Supporting the community with a secure and stable experience, Google has launched OSS-Fuzz. The new beta project is aimed to enable “fuzz testing” of open source developments to reduce security vulnerabilities and logical bugs from software.
Google has been working with the “Core Infrastructure Initiative” community from the past few years to bring constant fuzzing for open source software. Fuzzing or simply known as fuzz testing triggers uncover errors by generating random inputs to a program. This is specifically of great use for open source projects that are available widely or are vital for the IT infrastructure globally.
“OSS-Fuzz’s goal is to make common software infrastructure more secure and stable by combining modern fuzzing techniques with scalable distributed execution,” writes Google’s testing team led by open research lead Meredith Whittaker, in a blog post.
The OSS-Fuzz project works with fuzzing engines and sanitizers to identify vulnerabilities in projects based on programming languages like C and C++. Google already tested the development on Chrome components and found several security issues and stability bugs. Moreover, the program has helped in reporting as many as 150 bugs from a large number of open source projects.
Developers can contribute to OSS-Fuzz through GitHub and assist in fixing bugs from critical open source applications, libraries and APIs. There is also a way to submit for fuzz testing a project that has a significant user base or critical to the global IT infrastructure.

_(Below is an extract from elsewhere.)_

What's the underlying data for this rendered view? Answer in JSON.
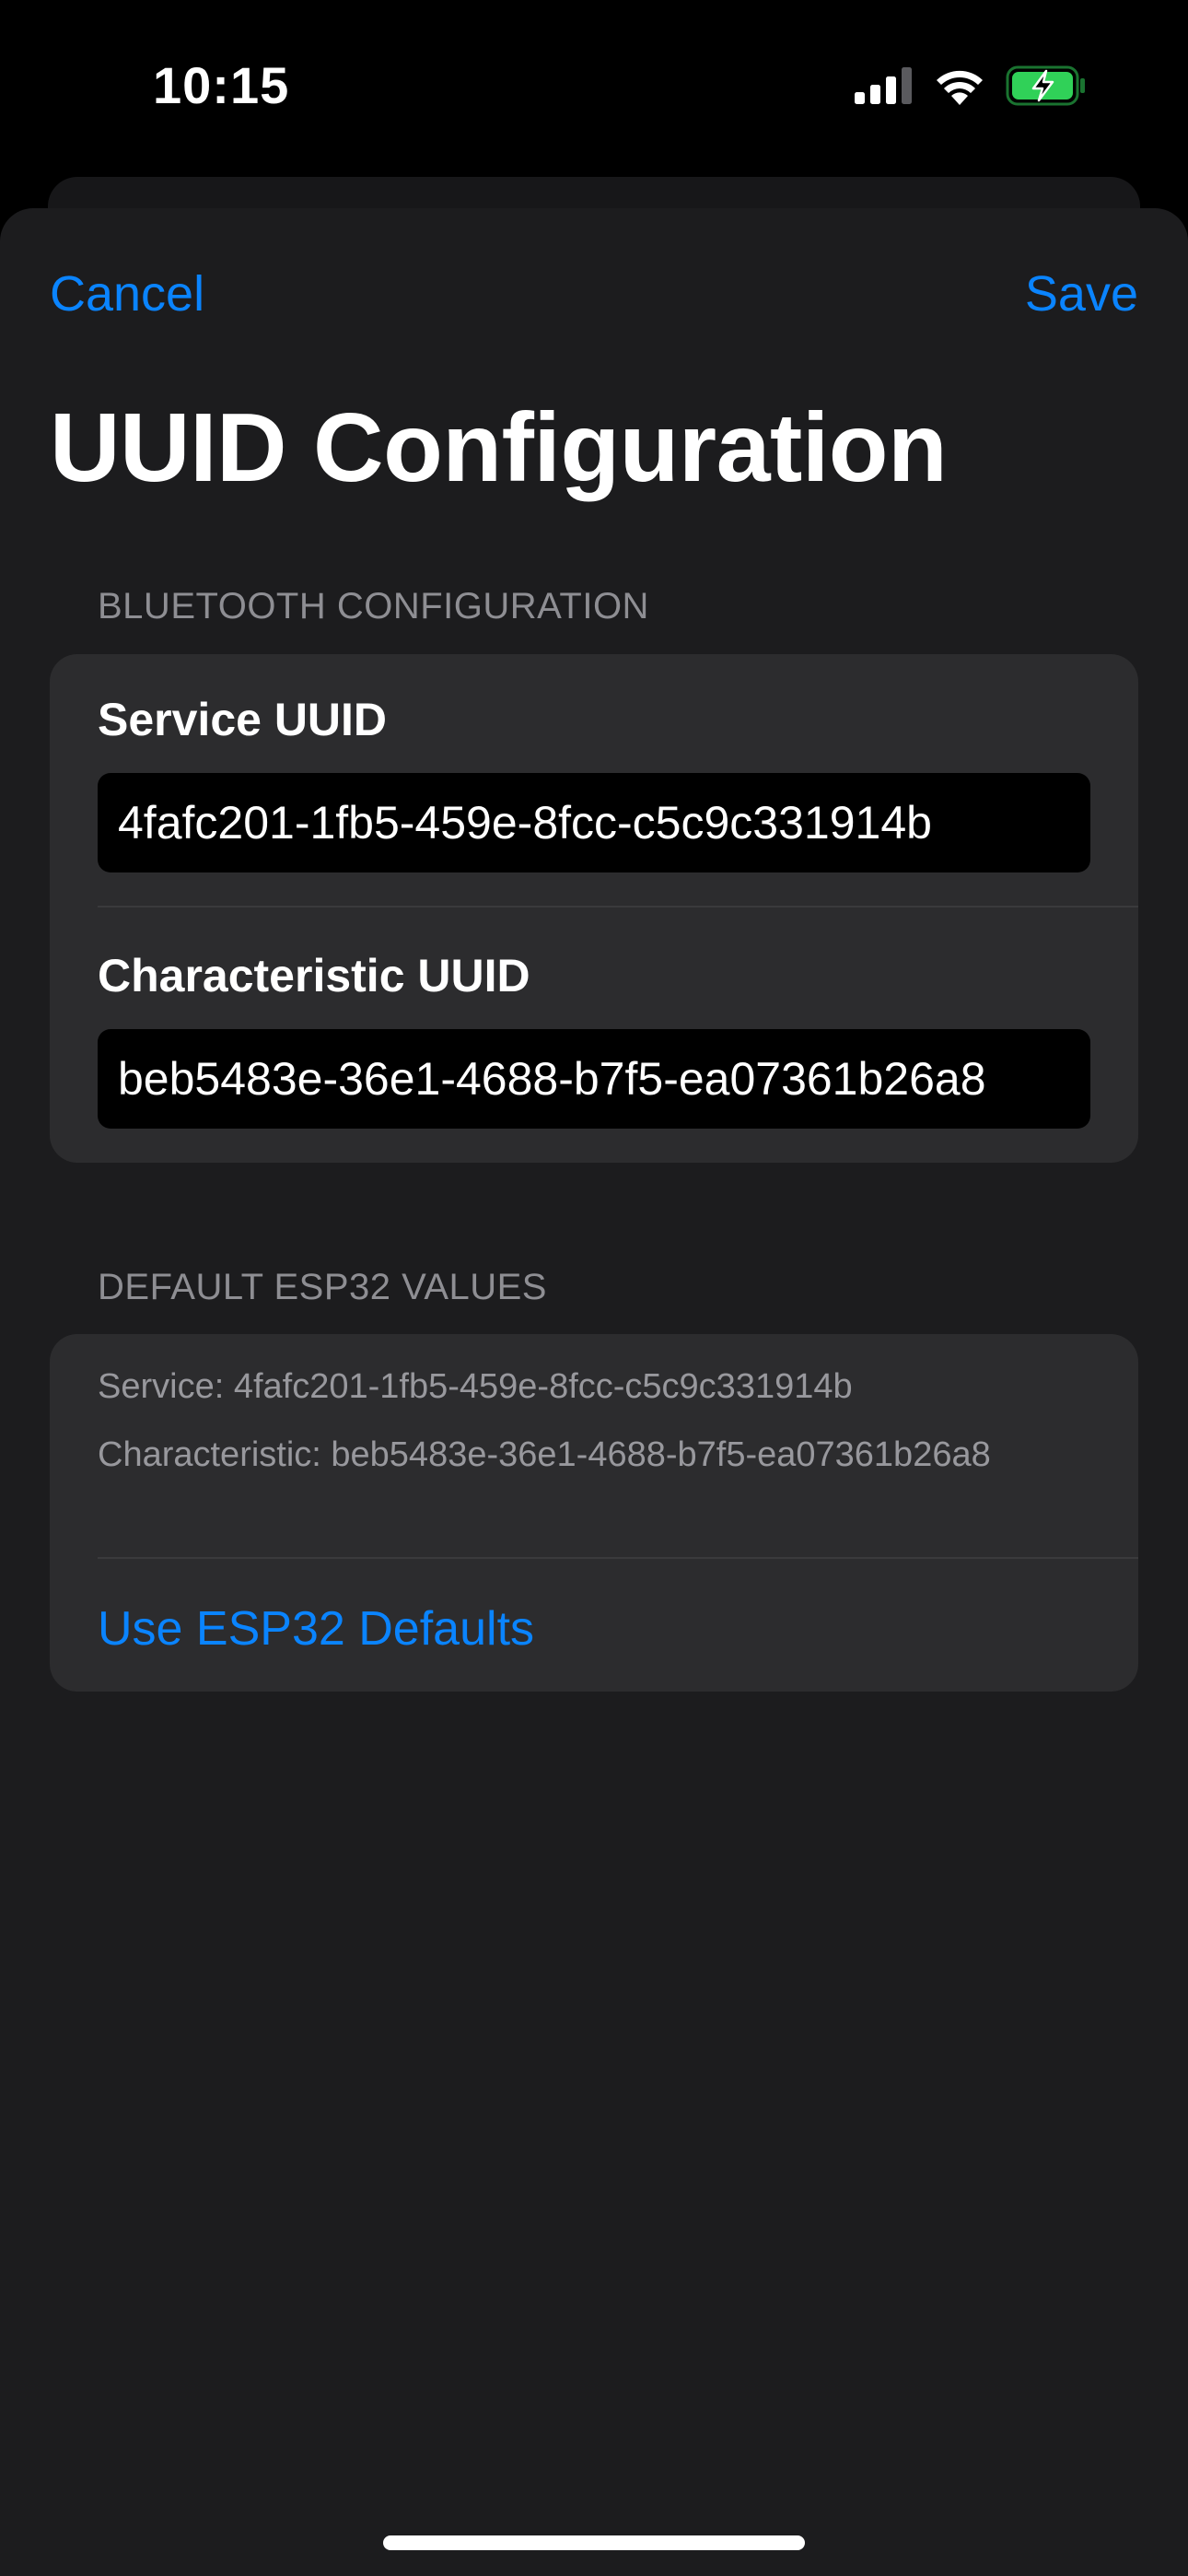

Google has developed a 90-day deadline for openly reporting issues from submitted open source projects. However, there is 14-day grace period if a certain schedule is notified for releasing the patch to the Google team.